BEGIN Extracted records

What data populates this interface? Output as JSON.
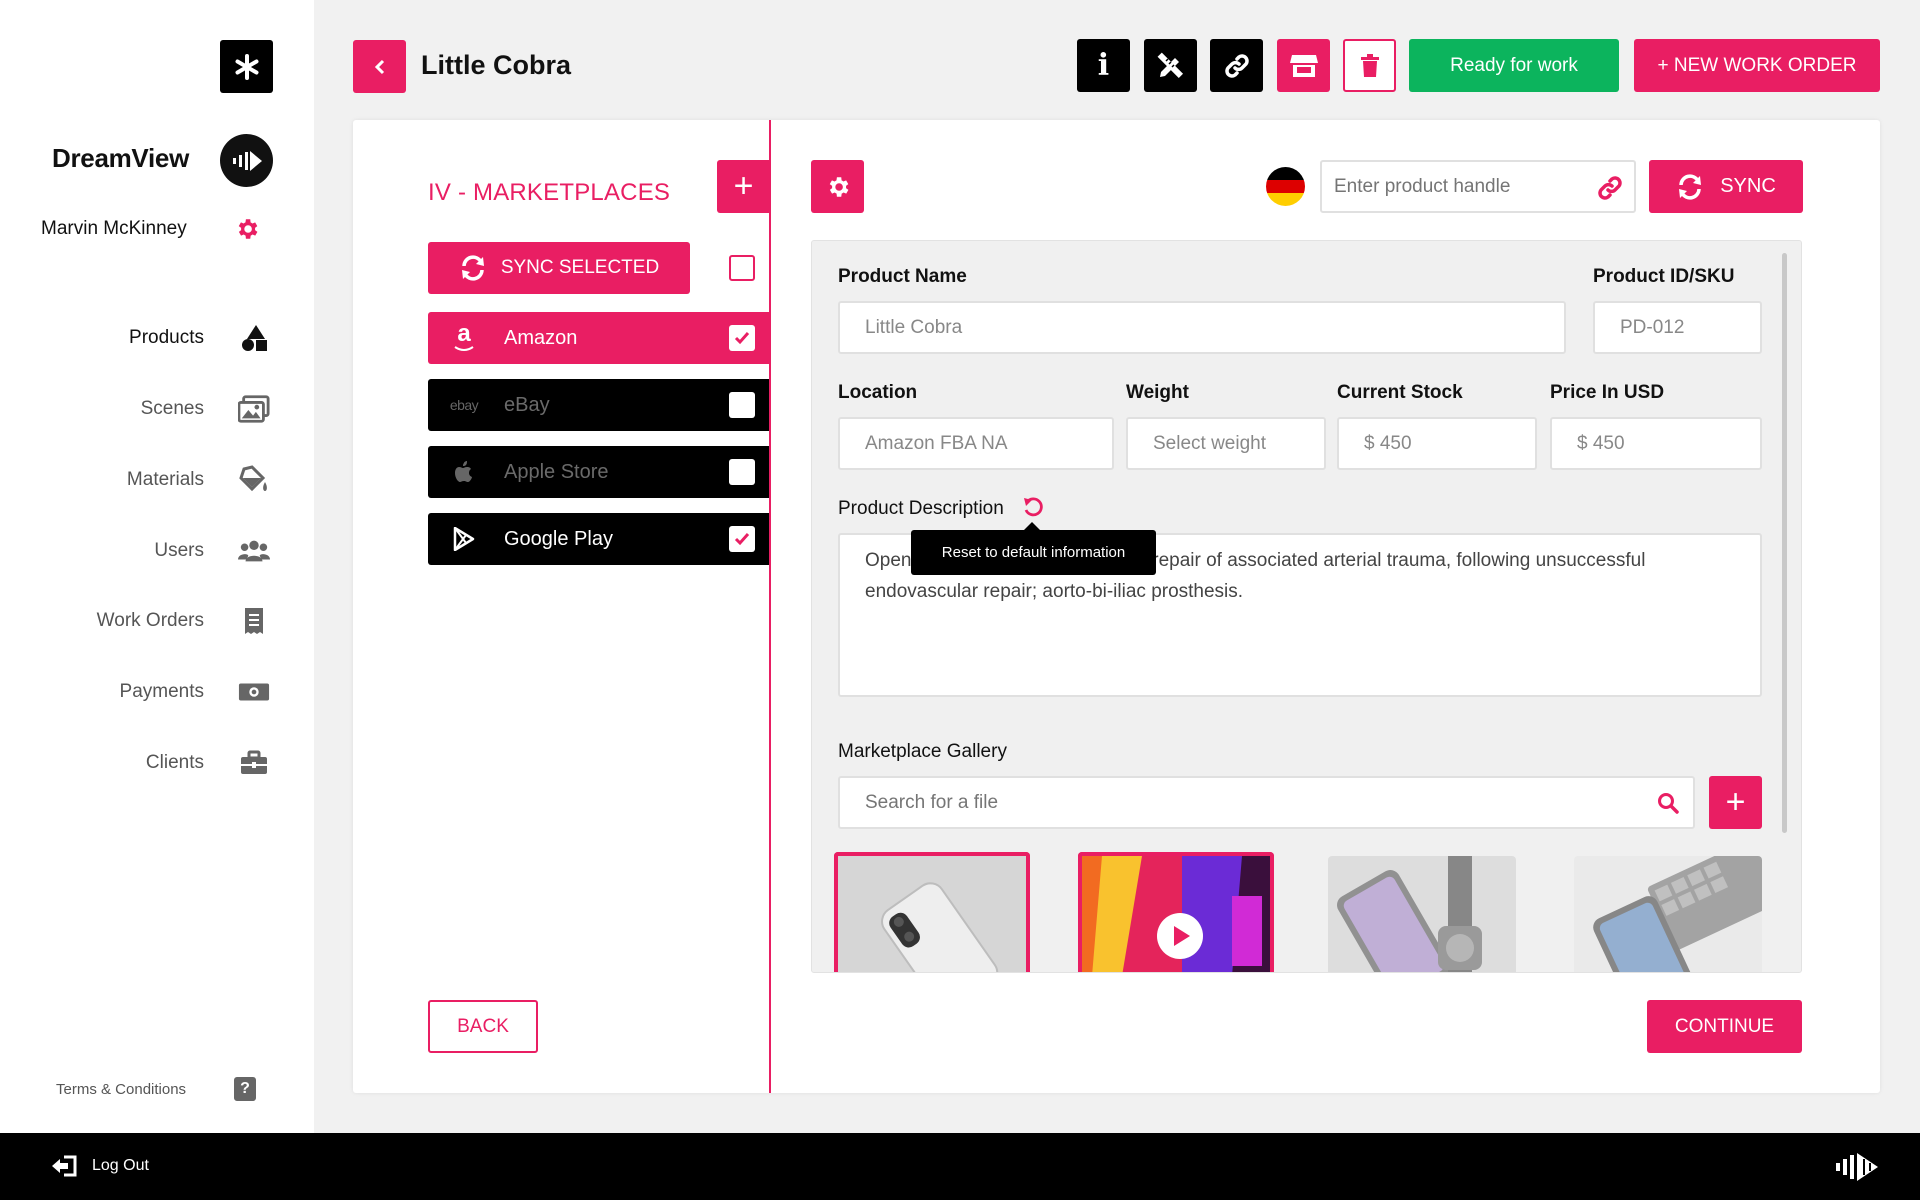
{
  "app": {
    "brand": "DreamView",
    "user": "Marvin McKinney"
  },
  "nav": {
    "items": [
      {
        "label": "Products",
        "icon": "shapes-icon"
      },
      {
        "label": "Scenes",
        "icon": "images-icon"
      },
      {
        "label": "Materials",
        "icon": "paint-bucket-icon"
      },
      {
        "label": "Users",
        "icon": "users-icon"
      },
      {
        "label": "Work Orders",
        "icon": "receipt-icon"
      },
      {
        "label": "Payments",
        "icon": "money-icon"
      },
      {
        "label": "Clients",
        "icon": "briefcase-icon"
      }
    ],
    "active": "Products",
    "terms": "Terms & Conditions",
    "help_icon_text": "?"
  },
  "footer": {
    "logout": "Log Out"
  },
  "header": {
    "title": "Little Cobra",
    "ready_label": "Ready for work",
    "new_order_label": "+ NEW WORK ORDER",
    "info_icon_text": "i"
  },
  "marketplaces": {
    "title": "IV - MARKETPLACES",
    "add_label": "+",
    "sync_selected": "SYNC SELECTED",
    "items": [
      {
        "label": "Amazon",
        "checked": true,
        "active": true
      },
      {
        "label": "eBay",
        "checked": false,
        "active": false
      },
      {
        "label": "Apple Store",
        "checked": false,
        "active": false
      },
      {
        "label": "Google Play",
        "checked": true,
        "active": false
      }
    ],
    "ebay_logo_text": "ebay",
    "amazon_logo_text": "a",
    "back_label": "BACK"
  },
  "product": {
    "handle_placeholder": "Enter product handle",
    "sync_label": "SYNC",
    "name_label": "Product Name",
    "name_value": "Little Cobra",
    "sku_label": "Product ID/SKU",
    "sku_value": "PD-012",
    "location_label": "Location",
    "location_value": "Amazon FBA NA",
    "weight_label": "Weight",
    "weight_value": "Select weight",
    "stock_label": "Current Stock",
    "stock_value": "$ 450",
    "price_label": "Price In USD",
    "price_value": "$ 450",
    "description_label": "Product Description",
    "description_value": "Open neurysm or dissection, plus repair of associated arterial trauma, following unsuccessful endovascular repair; aorto-bi-iliac prosthesis.",
    "tooltip": "Reset to default information",
    "gallery_label": "Marketplace Gallery",
    "gallery_search_placeholder": "Search for a file",
    "gallery_add_label": "+",
    "continue_label": "CONTINUE"
  },
  "colors": {
    "accent": "#e91e63",
    "ready": "#0cb45d",
    "dark": "#000000"
  }
}
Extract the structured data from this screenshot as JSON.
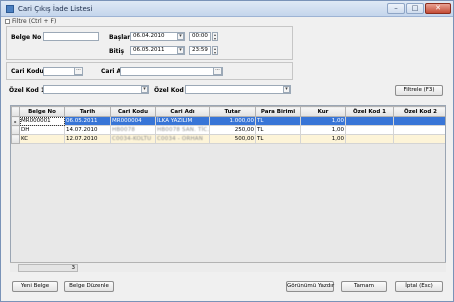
{
  "window": {
    "title": "Cari Çıkış İade Listesi",
    "controls": [
      "–",
      "□",
      "✕"
    ]
  },
  "filter": {
    "toggle_label": "Filtre (Ctrl + F)",
    "belge_no": {
      "label": "Belge No",
      "value": ""
    },
    "baslangic": {
      "label": "Başlangıç",
      "date": "06.04.2010",
      "time": "00:00"
    },
    "bitis": {
      "label": "Bitiş",
      "date": "06.05.2011",
      "time": "23:59"
    },
    "cari_kodu": {
      "label": "Cari Kodu",
      "value": ""
    },
    "cari_adi": {
      "label": "Cari Adı",
      "value": ""
    },
    "ozel_kod_1": {
      "label": "Özel Kod 1",
      "value": ""
    },
    "ozel_kod_2": {
      "label": "Özel Kod 2",
      "value": ""
    },
    "filter_button": "Filtrele (F3)"
  },
  "grid": {
    "columns": [
      "Belge No",
      "Tarih",
      "Cari Kodu",
      "Cari Adı",
      "Tutar",
      "Para Birimi",
      "Kur",
      "Özel Kod 1",
      "Özel Kod 2"
    ],
    "rows": [
      {
        "belge_no": "MR000001",
        "tarih": "06.05.2011",
        "cari_kodu": "MR000004",
        "cari_adi": "İLKA YAZILIM",
        "tutar": "1.000,00",
        "para_birimi": "TL",
        "kur": "1,00",
        "ozel1": "",
        "ozel2": ""
      },
      {
        "belge_no": "DH",
        "tarih": "14.07.2010",
        "cari_kodu": "HB0078",
        "cari_adi": "HB0078 SAN. TİC.",
        "tutar": "250,00",
        "para_birimi": "TL",
        "kur": "1,00",
        "ozel1": "",
        "ozel2": ""
      },
      {
        "belge_no": "KC",
        "tarih": "12.07.2010",
        "cari_kodu": "C0034-KOLTU",
        "cari_adi": "C0034 - ORHAN",
        "tutar": "500,00",
        "para_birimi": "TL",
        "kur": "1,00",
        "ozel1": "",
        "ozel2": ""
      }
    ],
    "row_count": "3"
  },
  "buttons": {
    "yeni_belge": "Yeni Belge",
    "belge_duzenle": "Belge Düzenle",
    "gorunumu_yazdir": "Görünümü Yazdır",
    "tamam": "Tamam",
    "iptal": "İptal (Esc)"
  }
}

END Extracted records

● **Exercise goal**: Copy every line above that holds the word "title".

● **Reply to the task**:
    "title": "Little Cobra",
    "title": "IV - MARKETPLACES",
    "title": "Cari Çıkış İade Listesi",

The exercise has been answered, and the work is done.